As markets have dropped further, we have assessed the next point at which we’d want to add back another increment to U.S. stocks. Every day we incorporate new information into our analysis, but at the current time, we are looking to buy at a price level where our base-case five-year expected return for U.S. stocks is in line with or somewhat better than their long-term historical average return. We believe that is sufficient compensation to warrant a neutral or full strategic weight. And if stock markets fall further, we will move to an overweight to stocks overall once the odds of above-average returns are favorable.
Partnering with You
While we cannot control the virus or markets, there are things we can control—in our daily lives and in our financial decisions.
First among them, of course, is to focus on your health and the health of your loved ones. Follow the containment measures set out for us, get a good night’s sleep, and try to stay forward-looking and positive. That will keep you ready for what each new day may bring. Consider taking a break from the sensationalized 24-hour news cycle, a lot of which is aimed at attracting viewers for advertisers. It can be overwhelming at times and can lead to unnecessary stress and anxiety. We at Ascent Capital are practicing this ourselves.
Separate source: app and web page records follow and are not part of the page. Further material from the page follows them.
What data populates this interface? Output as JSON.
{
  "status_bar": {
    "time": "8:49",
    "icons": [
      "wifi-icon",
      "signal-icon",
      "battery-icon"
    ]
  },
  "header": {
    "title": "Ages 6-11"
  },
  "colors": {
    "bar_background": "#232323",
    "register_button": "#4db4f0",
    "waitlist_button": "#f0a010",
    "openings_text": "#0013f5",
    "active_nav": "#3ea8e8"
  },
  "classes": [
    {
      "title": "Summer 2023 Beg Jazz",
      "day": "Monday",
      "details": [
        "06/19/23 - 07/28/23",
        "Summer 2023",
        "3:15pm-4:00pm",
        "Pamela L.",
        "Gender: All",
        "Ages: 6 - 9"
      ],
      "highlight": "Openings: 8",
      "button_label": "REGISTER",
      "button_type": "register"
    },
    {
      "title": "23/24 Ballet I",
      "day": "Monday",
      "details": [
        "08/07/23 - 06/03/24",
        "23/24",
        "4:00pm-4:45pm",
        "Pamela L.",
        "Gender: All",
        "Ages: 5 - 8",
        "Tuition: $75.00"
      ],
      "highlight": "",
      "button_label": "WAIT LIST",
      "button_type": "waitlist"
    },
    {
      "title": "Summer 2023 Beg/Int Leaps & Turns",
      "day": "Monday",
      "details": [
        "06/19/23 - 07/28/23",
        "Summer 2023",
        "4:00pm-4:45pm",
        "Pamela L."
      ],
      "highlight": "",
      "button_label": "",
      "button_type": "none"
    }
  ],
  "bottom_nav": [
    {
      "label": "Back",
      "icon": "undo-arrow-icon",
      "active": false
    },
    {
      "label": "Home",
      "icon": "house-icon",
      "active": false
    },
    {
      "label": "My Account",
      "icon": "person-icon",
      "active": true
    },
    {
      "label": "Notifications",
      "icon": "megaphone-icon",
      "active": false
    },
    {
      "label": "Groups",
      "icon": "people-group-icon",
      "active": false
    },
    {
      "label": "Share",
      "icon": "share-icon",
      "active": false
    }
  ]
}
In terms of your finances, we’ll want to work with you to determine whether you have the right amount of cash set aside for your foreseeable near-term needs, especially since the duration of this crisis is a big question mark. Setting a bit more cash aside in your emergency fund can give you peace of mind. It also assures you won’t have to draw from a portfolio invested for the long term at an inopportune time in the markets.
We may also want to revisit your financial planning projections to ensure your spending plan remains sustainable into the future. Lowering spending and other changes this year could actually positively impact your financial situation. Contact your advisor to plan a time to explore this further.
In the meantime, if you have taxable investment accounts, we may be able to realize losses that can be used to offset future taxable gains, while maintaining your portfolio allocation. Although investments that temporarily decline below their purchase price are disappointing, the upside is we can take advantage of this to harvest tax losses.
Finally, on the investing side, it’s paramount to stay disciplined and not invest based on emotions. A downturn is the time to add to, not sell off, stocks, and other long-term growth assets. We are here to help you stay true to your investment strategy guidelines, both for existing investments and for any funds you planned on investing over time.
The world has endured severe challenges and economic downturns in the past and has always weathered the storm. We are all facing unique risks and unknowns today, but we will bet on our resilience. We are here to provide support so you can stay the course.